While the vast majority of converter boxes manufactured in recent months have the analog pass-through feature, consumers should check before buying. The Commerce Department has a list of such boxes available online (models with a red asterisk beside them allow analog pass-through).

Although the National Assn. of Broadcasters advocated the postponement, some stations have argued that a delay would impose ‘moderate to significant costs’ because they’d have to maintain an analog signal for four extra months, said Stan Statham, president of the California Broadcasters Assn.

‘We’ve had a hard date on the books since September of 2005. Every broadcaster in America is ready to go,’ said Rep. Joe L. Barton (R-Texas), who led the opposition to an extension.

Rep. Greg Walden (R-Ore.) complained that the delay would cost broadcasters in Oregon $500,000 to $1 million in electricity costs to continue running analog transmitters along with the existing digital transmitters, and would increase confusion among viewers. He noted that advertisements are still airing touting the Feb. 17 date. ‘They’re still being told this is what they should do,’ he said. ‘This is why people don’t trust the government.’
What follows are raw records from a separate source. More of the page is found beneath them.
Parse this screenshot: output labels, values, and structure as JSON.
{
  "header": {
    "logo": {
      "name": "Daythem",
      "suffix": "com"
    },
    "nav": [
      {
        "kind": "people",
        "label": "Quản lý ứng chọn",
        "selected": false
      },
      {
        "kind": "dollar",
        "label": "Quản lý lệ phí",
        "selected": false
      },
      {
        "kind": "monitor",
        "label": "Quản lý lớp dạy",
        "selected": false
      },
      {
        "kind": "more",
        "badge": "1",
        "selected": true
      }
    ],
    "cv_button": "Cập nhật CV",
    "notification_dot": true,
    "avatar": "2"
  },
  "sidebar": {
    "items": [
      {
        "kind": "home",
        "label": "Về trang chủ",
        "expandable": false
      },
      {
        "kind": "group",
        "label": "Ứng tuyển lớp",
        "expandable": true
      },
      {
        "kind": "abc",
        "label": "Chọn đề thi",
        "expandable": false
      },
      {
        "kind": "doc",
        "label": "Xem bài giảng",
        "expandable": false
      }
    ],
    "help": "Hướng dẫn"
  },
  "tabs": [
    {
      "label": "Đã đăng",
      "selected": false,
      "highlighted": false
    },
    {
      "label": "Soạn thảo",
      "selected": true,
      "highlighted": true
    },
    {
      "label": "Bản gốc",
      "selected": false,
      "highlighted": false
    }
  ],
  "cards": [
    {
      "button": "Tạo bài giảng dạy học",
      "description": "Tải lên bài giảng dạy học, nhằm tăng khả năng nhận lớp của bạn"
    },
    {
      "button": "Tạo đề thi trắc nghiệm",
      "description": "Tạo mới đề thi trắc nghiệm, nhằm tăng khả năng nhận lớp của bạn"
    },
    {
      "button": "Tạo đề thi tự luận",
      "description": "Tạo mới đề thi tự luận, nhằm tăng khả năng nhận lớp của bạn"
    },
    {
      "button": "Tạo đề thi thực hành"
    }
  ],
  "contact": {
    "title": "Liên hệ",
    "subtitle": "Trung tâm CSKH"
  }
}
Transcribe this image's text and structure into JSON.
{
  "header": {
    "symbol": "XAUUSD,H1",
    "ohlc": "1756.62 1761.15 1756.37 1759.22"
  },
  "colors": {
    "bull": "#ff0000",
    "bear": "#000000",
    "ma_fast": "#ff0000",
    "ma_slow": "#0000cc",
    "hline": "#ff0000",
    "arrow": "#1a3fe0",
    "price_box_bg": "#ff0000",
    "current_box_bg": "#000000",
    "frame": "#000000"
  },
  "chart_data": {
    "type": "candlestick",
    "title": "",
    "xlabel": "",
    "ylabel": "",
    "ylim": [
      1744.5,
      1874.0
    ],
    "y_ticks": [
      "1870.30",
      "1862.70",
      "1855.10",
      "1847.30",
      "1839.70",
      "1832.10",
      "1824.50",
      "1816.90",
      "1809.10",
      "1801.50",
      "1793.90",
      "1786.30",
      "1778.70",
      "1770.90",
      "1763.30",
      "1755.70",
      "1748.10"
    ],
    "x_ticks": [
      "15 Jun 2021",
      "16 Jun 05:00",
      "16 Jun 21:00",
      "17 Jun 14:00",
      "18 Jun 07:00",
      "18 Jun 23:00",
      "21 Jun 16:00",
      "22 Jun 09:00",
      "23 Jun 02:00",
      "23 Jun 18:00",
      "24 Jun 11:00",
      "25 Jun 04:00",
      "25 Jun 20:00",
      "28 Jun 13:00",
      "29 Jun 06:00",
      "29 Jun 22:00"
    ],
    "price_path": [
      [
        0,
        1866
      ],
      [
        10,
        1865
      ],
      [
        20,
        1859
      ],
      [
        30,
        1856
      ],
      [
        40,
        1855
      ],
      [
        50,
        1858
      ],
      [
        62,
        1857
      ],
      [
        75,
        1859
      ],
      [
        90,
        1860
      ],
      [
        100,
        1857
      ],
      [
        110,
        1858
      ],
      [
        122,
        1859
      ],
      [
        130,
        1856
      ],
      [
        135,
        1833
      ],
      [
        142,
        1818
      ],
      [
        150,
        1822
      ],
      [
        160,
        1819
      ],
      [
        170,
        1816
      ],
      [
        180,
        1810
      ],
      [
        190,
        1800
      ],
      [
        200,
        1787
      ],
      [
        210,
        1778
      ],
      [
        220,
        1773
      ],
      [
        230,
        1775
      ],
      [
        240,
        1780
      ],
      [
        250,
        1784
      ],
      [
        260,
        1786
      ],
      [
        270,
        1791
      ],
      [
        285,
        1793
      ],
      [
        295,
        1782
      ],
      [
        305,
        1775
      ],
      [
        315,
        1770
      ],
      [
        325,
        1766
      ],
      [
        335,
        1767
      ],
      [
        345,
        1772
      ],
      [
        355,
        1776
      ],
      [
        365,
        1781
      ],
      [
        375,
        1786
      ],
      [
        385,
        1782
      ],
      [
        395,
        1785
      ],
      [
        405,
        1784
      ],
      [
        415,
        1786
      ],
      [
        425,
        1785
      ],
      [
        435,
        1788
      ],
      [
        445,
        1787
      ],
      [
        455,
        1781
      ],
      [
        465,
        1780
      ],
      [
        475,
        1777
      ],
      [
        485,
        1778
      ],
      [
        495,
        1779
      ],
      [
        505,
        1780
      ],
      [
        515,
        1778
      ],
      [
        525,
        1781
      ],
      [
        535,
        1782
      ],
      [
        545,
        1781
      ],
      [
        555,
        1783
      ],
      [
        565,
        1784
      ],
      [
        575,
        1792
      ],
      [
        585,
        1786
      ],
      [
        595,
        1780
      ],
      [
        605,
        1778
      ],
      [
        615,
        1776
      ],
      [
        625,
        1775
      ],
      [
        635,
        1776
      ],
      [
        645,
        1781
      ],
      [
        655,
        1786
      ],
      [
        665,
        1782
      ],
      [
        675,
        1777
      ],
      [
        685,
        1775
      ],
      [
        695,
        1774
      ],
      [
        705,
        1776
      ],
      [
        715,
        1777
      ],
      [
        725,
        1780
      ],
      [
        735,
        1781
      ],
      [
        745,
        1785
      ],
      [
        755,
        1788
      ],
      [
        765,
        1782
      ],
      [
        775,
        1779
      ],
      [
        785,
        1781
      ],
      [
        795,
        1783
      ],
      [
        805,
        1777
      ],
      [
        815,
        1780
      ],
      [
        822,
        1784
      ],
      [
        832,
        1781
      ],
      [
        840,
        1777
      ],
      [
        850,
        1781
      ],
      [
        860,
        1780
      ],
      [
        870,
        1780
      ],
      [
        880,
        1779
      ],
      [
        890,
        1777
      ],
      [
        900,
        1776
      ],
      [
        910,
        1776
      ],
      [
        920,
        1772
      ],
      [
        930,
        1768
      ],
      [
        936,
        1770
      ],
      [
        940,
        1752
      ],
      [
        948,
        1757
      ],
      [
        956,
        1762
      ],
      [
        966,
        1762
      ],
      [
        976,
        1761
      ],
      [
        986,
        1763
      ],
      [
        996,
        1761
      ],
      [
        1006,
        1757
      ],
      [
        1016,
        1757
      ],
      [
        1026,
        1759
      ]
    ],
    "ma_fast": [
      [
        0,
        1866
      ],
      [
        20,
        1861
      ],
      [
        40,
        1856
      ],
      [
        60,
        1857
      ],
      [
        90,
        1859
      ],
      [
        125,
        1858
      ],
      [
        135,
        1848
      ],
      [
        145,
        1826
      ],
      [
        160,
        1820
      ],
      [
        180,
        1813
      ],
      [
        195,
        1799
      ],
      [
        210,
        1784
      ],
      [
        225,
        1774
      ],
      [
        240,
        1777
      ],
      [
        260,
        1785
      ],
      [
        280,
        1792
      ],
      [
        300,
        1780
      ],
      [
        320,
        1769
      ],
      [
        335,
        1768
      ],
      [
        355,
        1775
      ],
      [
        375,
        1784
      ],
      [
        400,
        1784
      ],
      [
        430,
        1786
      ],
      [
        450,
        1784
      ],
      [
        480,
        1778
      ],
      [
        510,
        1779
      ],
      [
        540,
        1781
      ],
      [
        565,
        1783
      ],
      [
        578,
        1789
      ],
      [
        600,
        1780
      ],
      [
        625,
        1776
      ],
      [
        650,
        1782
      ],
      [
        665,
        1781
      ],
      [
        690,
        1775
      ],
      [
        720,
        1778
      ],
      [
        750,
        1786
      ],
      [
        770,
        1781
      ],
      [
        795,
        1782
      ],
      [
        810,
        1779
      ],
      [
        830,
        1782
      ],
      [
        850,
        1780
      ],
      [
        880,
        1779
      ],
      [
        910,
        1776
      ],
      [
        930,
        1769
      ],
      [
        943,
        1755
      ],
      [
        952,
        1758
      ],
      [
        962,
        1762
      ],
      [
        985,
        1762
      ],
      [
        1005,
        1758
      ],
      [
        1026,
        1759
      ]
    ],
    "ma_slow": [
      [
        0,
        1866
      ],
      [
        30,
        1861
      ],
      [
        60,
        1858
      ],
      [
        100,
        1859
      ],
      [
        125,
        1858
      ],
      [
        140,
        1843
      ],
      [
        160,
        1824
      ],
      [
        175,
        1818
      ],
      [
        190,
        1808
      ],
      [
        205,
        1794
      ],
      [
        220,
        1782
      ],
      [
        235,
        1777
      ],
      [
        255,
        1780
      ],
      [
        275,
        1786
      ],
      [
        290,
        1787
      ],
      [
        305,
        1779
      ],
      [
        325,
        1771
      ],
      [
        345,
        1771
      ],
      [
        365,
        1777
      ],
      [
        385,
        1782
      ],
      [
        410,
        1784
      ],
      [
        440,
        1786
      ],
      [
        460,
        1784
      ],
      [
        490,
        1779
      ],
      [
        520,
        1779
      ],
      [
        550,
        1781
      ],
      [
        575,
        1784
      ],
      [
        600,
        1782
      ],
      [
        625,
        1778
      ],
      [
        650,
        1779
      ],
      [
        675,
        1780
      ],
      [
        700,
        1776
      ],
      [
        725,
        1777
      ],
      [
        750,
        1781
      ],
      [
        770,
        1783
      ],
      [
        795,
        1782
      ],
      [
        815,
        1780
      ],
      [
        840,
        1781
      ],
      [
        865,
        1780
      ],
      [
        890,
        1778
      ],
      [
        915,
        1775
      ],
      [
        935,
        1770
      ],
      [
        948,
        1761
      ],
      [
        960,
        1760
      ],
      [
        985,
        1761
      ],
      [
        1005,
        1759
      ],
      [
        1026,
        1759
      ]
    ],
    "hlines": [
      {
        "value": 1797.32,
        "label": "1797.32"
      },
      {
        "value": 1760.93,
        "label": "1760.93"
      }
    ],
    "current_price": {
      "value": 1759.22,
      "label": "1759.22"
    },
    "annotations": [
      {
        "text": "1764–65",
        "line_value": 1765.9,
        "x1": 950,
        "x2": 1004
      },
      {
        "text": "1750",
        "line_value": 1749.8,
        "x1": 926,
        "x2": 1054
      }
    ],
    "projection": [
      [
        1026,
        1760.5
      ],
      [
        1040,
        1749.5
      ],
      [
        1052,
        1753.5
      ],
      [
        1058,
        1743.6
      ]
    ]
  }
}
Although they did not need to notify the FCC if they planned to switch on Feb. 17, 276 stations have, indicating that they may want to make the switch on that date regardless of the congressional delay. But acting FCC Chairman Michael J. Copps said this week that some of those stations may decide to continue broadcasting in analog after the delay is enacted.

The original law that set the Feb. 17 deadline also allowed stations to make the switch early. Some already have -- 143 of the nation’s approximately 1,800 stations have made the transition, and 60 more plan to do it before Feb. 17, according to the FCC.

But supporters said the delay was necessary, particularly to provide more money for the government’s subsidy program for consumers who purchase converter boxes. The Commerce Department, which administers a $1.5-billion program to send coupons worth $40 toward the purchase of a converter, ran out of money Jan. 4 and started a waiting list. There are requests for about 3.2 million coupons currently on the list, according to Consumers Union.

‘Even if money were provided today for the converter box program, there still would be massive dislocation on Feb. 17,’ said Rep. Rick Boucher (D-Va.).

While most TV stations already are broadcasting in digital as well as analog and could make the switch before June 12, competitive pressures in each market could make that difficult. Stations are unlikely to switch unless all their competitors in the market do as well or they’d risk losing viewers to those still broadcasting in analog. In 18 markets, including Los Angeles and Chicago, News Corp. would add to those competitive pressures. The company said the 27 Fox stations it owns and operates in those markets would not switch before June 12.

‘The legislation passed by Congress provides more time for Americans to prepare for the DTV transition and will allow more time for the government to fix the coupon program,’ said NAB President and CEO David Rehr. “America’s broadcasters, which have spent the past decade preparing for this historic transition, are ready to make a successful switch.’

-- Jim Puzzanghera and Alex Pham